* **Action item**
This task is to restate all of the entries exactly.
[Exercise inputs Boundary: Start]
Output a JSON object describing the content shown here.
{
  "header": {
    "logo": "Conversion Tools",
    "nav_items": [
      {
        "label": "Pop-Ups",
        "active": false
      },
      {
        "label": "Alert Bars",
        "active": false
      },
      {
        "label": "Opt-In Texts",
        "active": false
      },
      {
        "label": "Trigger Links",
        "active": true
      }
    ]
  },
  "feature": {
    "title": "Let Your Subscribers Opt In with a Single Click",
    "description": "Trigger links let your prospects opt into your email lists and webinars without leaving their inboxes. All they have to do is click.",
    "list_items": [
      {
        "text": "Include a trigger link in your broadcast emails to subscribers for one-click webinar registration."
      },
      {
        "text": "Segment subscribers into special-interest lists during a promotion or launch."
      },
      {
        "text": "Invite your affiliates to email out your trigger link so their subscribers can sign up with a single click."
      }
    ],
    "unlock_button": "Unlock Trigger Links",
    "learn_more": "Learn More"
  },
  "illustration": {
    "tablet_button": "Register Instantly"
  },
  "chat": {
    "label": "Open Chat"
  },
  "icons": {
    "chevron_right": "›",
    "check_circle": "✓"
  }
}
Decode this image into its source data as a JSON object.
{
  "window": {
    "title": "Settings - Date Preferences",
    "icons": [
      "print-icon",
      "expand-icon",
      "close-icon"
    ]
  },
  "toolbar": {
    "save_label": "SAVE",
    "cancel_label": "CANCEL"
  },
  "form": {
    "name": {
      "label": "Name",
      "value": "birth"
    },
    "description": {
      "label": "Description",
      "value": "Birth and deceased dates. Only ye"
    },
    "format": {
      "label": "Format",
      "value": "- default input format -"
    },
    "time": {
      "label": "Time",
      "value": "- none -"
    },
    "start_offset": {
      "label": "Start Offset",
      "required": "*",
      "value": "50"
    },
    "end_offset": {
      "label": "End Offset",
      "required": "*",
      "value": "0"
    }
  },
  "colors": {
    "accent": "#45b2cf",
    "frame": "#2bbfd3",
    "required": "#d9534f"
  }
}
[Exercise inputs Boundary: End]
* **Answer box**
Output a JSON object describing the content shown here.
{
  "header": {
    "logo": "Conversion Tools",
    "nav_items": [
      {
        "label": "Pop-Ups",
        "active": false
      },
      {
        "label": "Alert Bars",
        "active": false
      },
      {
        "label": "Opt-In Texts",
        "active": false
      },
      {
        "label": "Trigger Links",
        "active": true
      }
    ]
  },
  "feature": {
    "title": "Let Your Subscribers Opt In with a Single Click",
    "description": "Trigger links let your prospects opt into your email lists and webinars without leaving their inboxes. All they have to do is click.",
    "list_items": [
      {
        "text": "Include a trigger link in your broadcast emails to subscribers for one-click webinar registration."
      },
      {
        "text": "Segment subscribers into special-interest lists during a promotion or launch."
      },
      {
        "text": "Invite your affiliates to email out your trigger link so their subscribers can sign up with a single click."
      }
    ],
    "unlock_button": "Unlock Trigger Links",
    "learn_more": "Learn More"
  },
  "illustration": {
    "tablet_button": "Register Instantly"
  },
  "chat": {
    "label": "Open Chat"
  },
  "icons": {
    "chevron_right": "›",
    "check_circle": "✓"
  }
}
Decode this image into its source data as a JSON object.
{
  "window": {
    "title": "Settings - Date Preferences",
    "icons": [
      "print-icon",
      "expand-icon",
      "close-icon"
    ]
  },
  "toolbar": {
    "save_label": "SAVE",
    "cancel_label": "CANCEL"
  },
  "form": {
    "name": {
      "label": "Name",
      "value": "birth"
    },
    "description": {
      "label": "Description",
      "value": "Birth and deceased dates. Only ye"
    },
    "format": {
      "label": "Format",
      "value": "- default input format -"
    },
    "time": {
      "label": "Time",
      "value": "- none -"
    },
    "start_offset": {
      "label": "Start Offset",
      "required": "*",
      "value": "50"
    },
    "end_offset": {
      "label": "End Offset",
      "required": "*",
      "value": "0"
    }
  },
  "colors": {
    "accent": "#45b2cf",
    "frame": "#2bbfd3",
    "required": "#d9534f"
  }
}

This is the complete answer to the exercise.